TOKYO - North Korea appears to have launched another intercontinental ballistic missile, the Pentagon said Tuesday, with experts calculating that Washington is now technically within Kim Jong Un's reach.
The launch, the first in more than two months, is a sign that the North Korean leader's regime is pressing ahead with its stated goal of being able to strike the United States mainland.
"We will take care of it," President Trump told reporters at the White House. It is a "situation we will handle."
The missile traveled 620 miles and reached a height of about 2,800 miles before landing off the coast of Japan early Wednesday local time, flying for 54 minutes. This suggested it had been fired almost straight up - on a "lofted trajectory" similar to North Korea's two previous ICBM tests.
If it had been flown on a standard trajectory designed to maximize its reach, this missile would have a range of more than 8,100 miles, said David Wright, codirector of the global security program at the Union of Concerned Scientists.
"This is significantly longer than North Korea's previous long-range tests, which flew on lofted trajectories for 37 minutes and 47 minutes," Wright said. "Such a missile would have more than enough range to reach Washington, D.C."
The U.S. capital is 6,850 miles from Pyongyang.
Although it may be cold comfort, it is still unlikely that North Korea is capable of delivering a nuclear warhead to the U.S. mainland.
Scientists do not know the weight of the payload the missile carried, but given the increase in range, it seems likely that it carried a very light mock warhead, Wright said.
"If true, that means it would not be capable of carrying a nuclear warhead to this long distance, since such a warhead would be much heavier," he said in a blog post.
The Pentagon said the missile did indeed appear to be an ICBM.
"Initial assessment indicates that this missile was an intercontinental ballistic missile," a Pentagon spokesman, Col. Robert Manning, said of the launch.
The South Korean and Japanese governments both convened emergency national security council meetings, and Japanese Prime Minister Shinzo Abe said such launches "cannot be tolerated."
In Washington, Defense Secretary Jim Mattis said the missile was fired "higher, frankly, than any previous shots" that North Korea has taken.
He said Kim's continued effort to develop nuclear weapons "endangers world peace, regional peace and certainly he United States."
The missile was launched just before 3 a.m. Wednesday local time from the western part of North Korea.
Japan's Defense Ministry said it landed in waters inside Japan's exclusive economic zone, off the coast of Aomori prefecture.

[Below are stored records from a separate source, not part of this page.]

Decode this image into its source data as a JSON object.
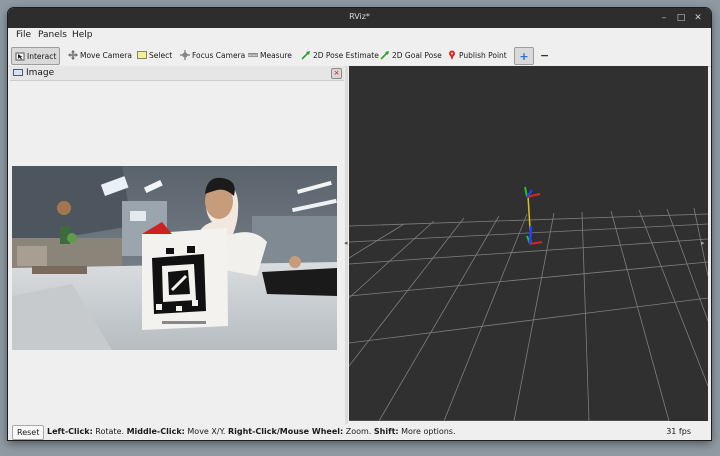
{
  "window": {
    "title": "RViz*",
    "minimize": "–",
    "maximize": "□",
    "close": "✕"
  },
  "menu": [
    "File",
    "Panels",
    "Help"
  ],
  "toolbar": {
    "interact": "Interact",
    "move_camera": "Move Camera",
    "select": "Select",
    "focus_camera": "Focus Camera",
    "measure": "Measure",
    "pose_estimate": "2D Pose Estimate",
    "goal_pose": "2D Goal Pose",
    "publish_point": "Publish Point",
    "add": "+",
    "remove": "−"
  },
  "image_panel": {
    "title": "Image"
  },
  "status": {
    "reset": "Reset",
    "k1": "Left-Click:",
    "v1": " Rotate. ",
    "k2": "Middle-Click:",
    "v2": " Move X/Y. ",
    "k3": "Right-Click/Mouse Wheel:",
    "v3": " Zoom. ",
    "k4": "Shift:",
    "v4": " More options.",
    "fps": "31 fps"
  },
  "colors": {
    "titlebar": "#2d2d2d",
    "viewport": "#303030",
    "grid": "#a0a0a0",
    "axis_x": "#e02020",
    "axis_y": "#20c020",
    "axis_z": "#2040ff"
  },
  "icons": {
    "interact": "cursor-icon",
    "move_camera": "move-arrows-icon",
    "select": "select-box-icon",
    "focus_camera": "crosshair-icon",
    "measure": "ruler-icon",
    "pose_estimate": "green-arrow-icon",
    "goal_pose": "green-arrow-icon",
    "publish_point": "red-pin-icon"
  }
}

The coast guard told ships to watch for falling debris, and the Japanese government condemned the launch.
South Korea's military conducted a "precision strike" missile launch exercise in response, the South's Joint Chiefs of Staff said.
Although it was the first North Korean missile launch in more than two months, there had been signs that the North was making preparations. The Japanese government had detected radio signals suggesting that North Korea might be preparing for a ballistic missile launch, Kyodo News reported Monday, citing government sources.
Pyongyang has been working to fit a nuclear warhead to a missile capable of reaching the U.S. mainland, a weapon it says it needs to protect itself from a "hostile" Washington. It has made rapid progress this year, firing two intercontinental ballistic missiles in July, the second of which was technically capable of reaching as far as Denver or Chicago, or possibly even New York.
A senior South Korean official said Tuesday that North Korea could announce next year that it has completed its nuclear weapons program.
"North Korea has been developing its nuclear weapons at a faster-than-expected pace. We cannot rule out the possibility that North Korea could announce its completion of a nuclear force within one year," Cho Myoung-gyon, the unification minister, who is in charge of the South's relations with the North, told foreign reporters in Seoul.
In a speech to the Council on Foreign Relations late last month, Joseph Yun, the State Department's special representative for North Korea policy, said that if North Korea went 60 days without testing a missile or a nuclear weapon, it could be a sign that Pyongyang was open to dialogue.